Dataset entries:
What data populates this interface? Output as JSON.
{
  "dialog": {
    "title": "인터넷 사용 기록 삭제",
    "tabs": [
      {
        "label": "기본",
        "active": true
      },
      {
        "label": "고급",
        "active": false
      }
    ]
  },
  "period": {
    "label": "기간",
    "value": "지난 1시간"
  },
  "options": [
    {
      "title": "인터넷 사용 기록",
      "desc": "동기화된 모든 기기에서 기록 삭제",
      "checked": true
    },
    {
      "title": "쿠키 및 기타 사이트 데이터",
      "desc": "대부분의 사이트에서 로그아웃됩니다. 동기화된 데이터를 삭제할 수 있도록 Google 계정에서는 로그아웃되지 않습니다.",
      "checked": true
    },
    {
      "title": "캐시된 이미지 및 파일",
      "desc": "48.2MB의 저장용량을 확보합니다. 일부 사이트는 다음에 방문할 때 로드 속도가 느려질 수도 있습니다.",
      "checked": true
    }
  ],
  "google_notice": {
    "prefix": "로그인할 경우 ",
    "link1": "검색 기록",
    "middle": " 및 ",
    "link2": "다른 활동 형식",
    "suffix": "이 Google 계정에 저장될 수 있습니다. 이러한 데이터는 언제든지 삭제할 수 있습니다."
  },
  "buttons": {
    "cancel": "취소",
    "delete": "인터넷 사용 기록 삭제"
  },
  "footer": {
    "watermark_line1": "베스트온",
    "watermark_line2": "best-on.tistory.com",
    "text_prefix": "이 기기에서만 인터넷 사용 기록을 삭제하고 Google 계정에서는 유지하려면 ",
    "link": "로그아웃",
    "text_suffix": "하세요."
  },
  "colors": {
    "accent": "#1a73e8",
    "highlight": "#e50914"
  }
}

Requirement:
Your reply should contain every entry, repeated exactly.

Solution to this exercise:
What data populates this interface? Output as JSON.
{
  "dialog": {
    "title": "인터넷 사용 기록 삭제",
    "tabs": [
      {
        "label": "기본",
        "active": true
      },
      {
        "label": "고급",
        "active": false
      }
    ]
  },
  "period": {
    "label": "기간",
    "value": "지난 1시간"
  },
  "options": [
    {
      "title": "인터넷 사용 기록",
      "desc": "동기화된 모든 기기에서 기록 삭제",
      "checked": true
    },
    {
      "title": "쿠키 및 기타 사이트 데이터",
      "desc": "대부분의 사이트에서 로그아웃됩니다. 동기화된 데이터를 삭제할 수 있도록 Google 계정에서는 로그아웃되지 않습니다.",
      "checked": true
    },
    {
      "title": "캐시된 이미지 및 파일",
      "desc": "48.2MB의 저장용량을 확보합니다. 일부 사이트는 다음에 방문할 때 로드 속도가 느려질 수도 있습니다.",
      "checked": true
    }
  ],
  "google_notice": {
    "prefix": "로그인할 경우 ",
    "link1": "검색 기록",
    "middle": " 및 ",
    "link2": "다른 활동 형식",
    "suffix": "이 Google 계정에 저장될 수 있습니다. 이러한 데이터는 언제든지 삭제할 수 있습니다."
  },
  "buttons": {
    "cancel": "취소",
    "delete": "인터넷 사용 기록 삭제"
  },
  "footer": {
    "watermark_line1": "베스트온",
    "watermark_line2": "best-on.tistory.com",
    "text_prefix": "이 기기에서만 인터넷 사용 기록을 삭제하고 Google 계정에서는 유지하려면 ",
    "link": "로그아웃",
    "text_suffix": "하세요."
  },
  "colors": {
    "accent": "#1a73e8",
    "highlight": "#e50914"
  }
}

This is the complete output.